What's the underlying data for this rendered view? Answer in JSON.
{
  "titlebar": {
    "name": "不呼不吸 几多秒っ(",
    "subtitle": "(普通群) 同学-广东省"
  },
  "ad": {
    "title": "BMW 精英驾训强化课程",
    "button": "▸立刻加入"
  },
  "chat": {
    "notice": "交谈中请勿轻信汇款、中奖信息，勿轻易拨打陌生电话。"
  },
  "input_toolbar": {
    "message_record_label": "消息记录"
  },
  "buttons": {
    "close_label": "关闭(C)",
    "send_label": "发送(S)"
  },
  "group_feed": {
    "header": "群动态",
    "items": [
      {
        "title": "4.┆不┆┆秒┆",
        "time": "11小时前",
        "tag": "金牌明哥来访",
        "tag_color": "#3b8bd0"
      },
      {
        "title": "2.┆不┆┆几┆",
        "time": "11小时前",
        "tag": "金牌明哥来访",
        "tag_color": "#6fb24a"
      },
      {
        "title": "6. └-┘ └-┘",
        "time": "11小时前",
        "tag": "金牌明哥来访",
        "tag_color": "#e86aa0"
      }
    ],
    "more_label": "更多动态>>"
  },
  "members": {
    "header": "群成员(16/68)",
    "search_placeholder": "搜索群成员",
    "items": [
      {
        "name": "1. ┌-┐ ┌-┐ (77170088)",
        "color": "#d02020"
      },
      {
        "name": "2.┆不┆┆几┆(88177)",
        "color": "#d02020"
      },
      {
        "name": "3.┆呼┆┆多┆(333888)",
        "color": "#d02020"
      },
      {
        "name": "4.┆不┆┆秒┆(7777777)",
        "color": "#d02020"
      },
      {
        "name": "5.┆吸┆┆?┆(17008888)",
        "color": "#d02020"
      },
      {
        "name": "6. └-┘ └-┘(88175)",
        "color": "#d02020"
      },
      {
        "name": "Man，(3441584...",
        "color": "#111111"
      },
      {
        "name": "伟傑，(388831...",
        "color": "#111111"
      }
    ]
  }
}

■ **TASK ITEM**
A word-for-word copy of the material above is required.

■ **EXERCISE OUTPUT**
What's the underlying data for this rendered view? Answer in JSON.
{
  "titlebar": {
    "name": "不呼不吸 几多秒っ(",
    "subtitle": "(普通群) 同学-广东省"
  },
  "ad": {
    "title": "BMW 精英驾训强化课程",
    "button": "▸立刻加入"
  },
  "chat": {
    "notice": "交谈中请勿轻信汇款、中奖信息，勿轻易拨打陌生电话。"
  },
  "input_toolbar": {
    "message_record_label": "消息记录"
  },
  "buttons": {
    "close_label": "关闭(C)",
    "send_label": "发送(S)"
  },
  "group_feed": {
    "header": "群动态",
    "items": [
      {
        "title": "4.┆不┆┆秒┆",
        "time": "11小时前",
        "tag": "金牌明哥来访",
        "tag_color": "#3b8bd0"
      },
      {
        "title": "2.┆不┆┆几┆",
        "time": "11小时前",
        "tag": "金牌明哥来访",
        "tag_color": "#6fb24a"
      },
      {
        "title": "6. └-┘ └-┘",
        "time": "11小时前",
        "tag": "金牌明哥来访",
        "tag_color": "#e86aa0"
      }
    ],
    "more_label": "更多动态>>"
  },
  "members": {
    "header": "群成员(16/68)",
    "search_placeholder": "搜索群成员",
    "items": [
      {
        "name": "1. ┌-┐ ┌-┐ (77170088)",
        "color": "#d02020"
      },
      {
        "name": "2.┆不┆┆几┆(88177)",
        "color": "#d02020"
      },
      {
        "name": "3.┆呼┆┆多┆(333888)",
        "color": "#d02020"
      },
      {
        "name": "4.┆不┆┆秒┆(7777777)",
        "color": "#d02020"
      },
      {
        "name": "5.┆吸┆┆?┆(17008888)",
        "color": "#d02020"
      },
      {
        "name": "6. └-┘ └-┘(88175)",
        "color": "#d02020"
      },
      {
        "name": "Man，(3441584...",
        "color": "#111111"
      },
      {
        "name": "伟傑，(388831...",
        "color": "#111111"
      }
    ]
  }
}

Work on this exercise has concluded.